A study published in BMC Medicine indicates a stark inequality in the provision for pain relief and end of life care at home to individuals with terminal illnesses during their final 3 months.
Researchers at the University of Leeds analysed data derived from responses to the National Bereavement Survey (VOICES) in England (2011-2015) which asked families or close relatives about the quality of care received by their loved one who had died.
The findings showed that only 10 per cent of patients who succumbed to a non-cancerous disease received palliative care at home compared with 66 per cent of patients with cancer. Individuals receiving palliative care at home had a 2.7 times higher likelihood of getting good pain relief compared to those who did not receive palliative care. Although the association between good pain relief and palliative care at home was irrespective of the type of disease, access to palliative care remained unequal.
The study also found that patients who had planned their place of death were twice as likely to have good pain relief compared with those without a plan. Only a quarter of terminally ill patients were found to have conveyed their preferred place of death, and patients with cancer had a 3 times higher likelihood of having recorded a preference compared with non-cancer patients.

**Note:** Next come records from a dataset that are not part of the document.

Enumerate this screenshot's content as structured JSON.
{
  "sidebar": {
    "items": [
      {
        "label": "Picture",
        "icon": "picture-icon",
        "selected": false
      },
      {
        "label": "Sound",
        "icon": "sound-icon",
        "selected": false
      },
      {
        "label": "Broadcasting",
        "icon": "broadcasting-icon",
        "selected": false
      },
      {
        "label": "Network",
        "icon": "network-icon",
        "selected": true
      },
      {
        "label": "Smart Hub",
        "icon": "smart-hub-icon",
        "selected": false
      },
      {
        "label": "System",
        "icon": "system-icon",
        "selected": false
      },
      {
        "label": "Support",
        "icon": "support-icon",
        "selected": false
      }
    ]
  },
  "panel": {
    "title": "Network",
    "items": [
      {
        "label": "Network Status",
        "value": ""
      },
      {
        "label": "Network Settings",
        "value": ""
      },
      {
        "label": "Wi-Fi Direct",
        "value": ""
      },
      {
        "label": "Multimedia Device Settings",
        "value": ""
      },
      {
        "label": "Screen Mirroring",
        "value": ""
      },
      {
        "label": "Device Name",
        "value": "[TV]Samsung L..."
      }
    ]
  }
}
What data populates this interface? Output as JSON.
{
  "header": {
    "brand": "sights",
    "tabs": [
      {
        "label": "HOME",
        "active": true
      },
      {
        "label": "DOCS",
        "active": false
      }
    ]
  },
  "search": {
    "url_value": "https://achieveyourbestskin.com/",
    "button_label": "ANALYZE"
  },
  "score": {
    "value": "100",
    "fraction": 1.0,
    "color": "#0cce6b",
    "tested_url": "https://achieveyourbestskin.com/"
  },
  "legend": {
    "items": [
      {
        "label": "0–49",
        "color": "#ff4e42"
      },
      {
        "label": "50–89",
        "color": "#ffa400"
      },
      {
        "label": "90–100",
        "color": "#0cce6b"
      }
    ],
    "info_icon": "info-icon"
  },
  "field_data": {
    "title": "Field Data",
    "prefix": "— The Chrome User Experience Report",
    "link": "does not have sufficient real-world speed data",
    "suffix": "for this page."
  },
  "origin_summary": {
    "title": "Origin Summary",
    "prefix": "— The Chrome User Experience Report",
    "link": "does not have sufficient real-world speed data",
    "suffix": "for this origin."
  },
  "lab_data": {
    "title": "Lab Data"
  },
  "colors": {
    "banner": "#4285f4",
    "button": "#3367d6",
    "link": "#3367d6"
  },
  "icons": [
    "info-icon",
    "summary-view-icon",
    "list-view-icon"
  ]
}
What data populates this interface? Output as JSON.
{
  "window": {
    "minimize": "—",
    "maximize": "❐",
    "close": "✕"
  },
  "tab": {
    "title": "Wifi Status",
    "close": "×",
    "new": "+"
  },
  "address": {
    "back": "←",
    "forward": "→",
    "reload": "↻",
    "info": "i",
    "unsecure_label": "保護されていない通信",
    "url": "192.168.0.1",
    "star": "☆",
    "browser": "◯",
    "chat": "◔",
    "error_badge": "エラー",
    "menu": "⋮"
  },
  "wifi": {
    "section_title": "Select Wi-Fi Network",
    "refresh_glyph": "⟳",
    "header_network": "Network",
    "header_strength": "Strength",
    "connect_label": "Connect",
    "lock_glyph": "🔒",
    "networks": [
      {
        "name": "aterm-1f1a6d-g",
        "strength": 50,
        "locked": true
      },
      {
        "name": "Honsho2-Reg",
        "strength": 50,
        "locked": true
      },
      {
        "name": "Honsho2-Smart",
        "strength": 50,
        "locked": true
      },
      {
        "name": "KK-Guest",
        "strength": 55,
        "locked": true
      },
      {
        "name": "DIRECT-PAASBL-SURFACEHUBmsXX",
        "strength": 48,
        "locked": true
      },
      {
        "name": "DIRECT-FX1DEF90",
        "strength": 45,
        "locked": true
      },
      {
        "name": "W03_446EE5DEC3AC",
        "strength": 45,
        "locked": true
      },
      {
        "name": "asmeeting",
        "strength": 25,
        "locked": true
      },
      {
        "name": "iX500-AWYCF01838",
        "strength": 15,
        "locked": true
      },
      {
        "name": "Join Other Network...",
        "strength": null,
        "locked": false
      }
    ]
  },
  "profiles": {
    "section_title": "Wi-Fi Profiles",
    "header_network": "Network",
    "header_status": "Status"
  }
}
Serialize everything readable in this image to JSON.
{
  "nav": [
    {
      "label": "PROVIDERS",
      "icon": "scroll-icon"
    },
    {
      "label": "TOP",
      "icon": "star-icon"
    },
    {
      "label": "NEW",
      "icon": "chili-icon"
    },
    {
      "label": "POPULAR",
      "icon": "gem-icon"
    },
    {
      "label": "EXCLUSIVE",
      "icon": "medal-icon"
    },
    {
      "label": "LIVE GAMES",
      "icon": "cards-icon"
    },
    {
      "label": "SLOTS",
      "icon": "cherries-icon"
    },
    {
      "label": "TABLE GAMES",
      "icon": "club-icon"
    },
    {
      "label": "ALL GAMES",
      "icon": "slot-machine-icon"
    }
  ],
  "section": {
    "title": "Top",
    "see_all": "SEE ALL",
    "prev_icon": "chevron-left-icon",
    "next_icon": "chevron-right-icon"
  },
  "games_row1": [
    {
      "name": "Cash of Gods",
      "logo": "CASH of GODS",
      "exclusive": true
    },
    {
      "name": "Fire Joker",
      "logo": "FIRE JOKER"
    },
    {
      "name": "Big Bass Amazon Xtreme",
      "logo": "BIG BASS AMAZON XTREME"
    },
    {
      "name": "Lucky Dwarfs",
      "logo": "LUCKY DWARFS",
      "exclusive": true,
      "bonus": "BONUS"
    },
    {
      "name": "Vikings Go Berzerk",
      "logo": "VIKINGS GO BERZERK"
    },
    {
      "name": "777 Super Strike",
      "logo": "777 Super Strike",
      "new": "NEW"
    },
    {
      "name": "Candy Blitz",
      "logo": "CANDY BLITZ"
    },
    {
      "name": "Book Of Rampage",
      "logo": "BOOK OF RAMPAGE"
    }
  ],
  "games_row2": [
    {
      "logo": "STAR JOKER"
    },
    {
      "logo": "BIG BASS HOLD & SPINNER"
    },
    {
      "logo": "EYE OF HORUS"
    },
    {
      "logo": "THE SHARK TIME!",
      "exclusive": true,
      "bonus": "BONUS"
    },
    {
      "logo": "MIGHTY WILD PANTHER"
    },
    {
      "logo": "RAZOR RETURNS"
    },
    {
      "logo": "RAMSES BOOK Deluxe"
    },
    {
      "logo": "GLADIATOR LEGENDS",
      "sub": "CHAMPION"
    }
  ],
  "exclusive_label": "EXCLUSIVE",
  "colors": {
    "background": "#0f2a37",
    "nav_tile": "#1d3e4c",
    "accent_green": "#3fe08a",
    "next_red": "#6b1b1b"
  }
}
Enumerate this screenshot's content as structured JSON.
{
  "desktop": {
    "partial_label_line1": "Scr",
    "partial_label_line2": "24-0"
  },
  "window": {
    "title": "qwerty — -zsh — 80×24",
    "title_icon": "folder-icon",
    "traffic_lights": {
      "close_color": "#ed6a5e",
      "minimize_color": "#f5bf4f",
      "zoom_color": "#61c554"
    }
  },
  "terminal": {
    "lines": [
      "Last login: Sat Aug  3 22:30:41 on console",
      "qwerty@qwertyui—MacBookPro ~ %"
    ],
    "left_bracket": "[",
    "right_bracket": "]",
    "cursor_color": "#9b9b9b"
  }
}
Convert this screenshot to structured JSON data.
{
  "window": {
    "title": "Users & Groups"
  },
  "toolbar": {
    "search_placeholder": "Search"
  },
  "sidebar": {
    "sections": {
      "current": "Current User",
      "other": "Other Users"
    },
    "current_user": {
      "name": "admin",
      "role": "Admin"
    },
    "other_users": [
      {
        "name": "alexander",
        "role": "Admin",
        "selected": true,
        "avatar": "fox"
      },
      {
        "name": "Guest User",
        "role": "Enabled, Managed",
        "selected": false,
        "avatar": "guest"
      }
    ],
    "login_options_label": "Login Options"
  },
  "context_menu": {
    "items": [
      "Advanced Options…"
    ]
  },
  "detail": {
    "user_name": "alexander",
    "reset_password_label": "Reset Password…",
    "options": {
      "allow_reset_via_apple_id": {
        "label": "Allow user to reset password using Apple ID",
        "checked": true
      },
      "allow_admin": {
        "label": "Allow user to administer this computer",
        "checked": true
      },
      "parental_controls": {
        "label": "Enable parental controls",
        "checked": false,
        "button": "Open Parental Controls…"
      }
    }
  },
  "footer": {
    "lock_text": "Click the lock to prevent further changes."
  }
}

Professor Mike Bennett, the lead author, said: "It’s already been established that the home is the place where pain is least well controlled, so our findings clearly illustrate the importance of access to end of life care."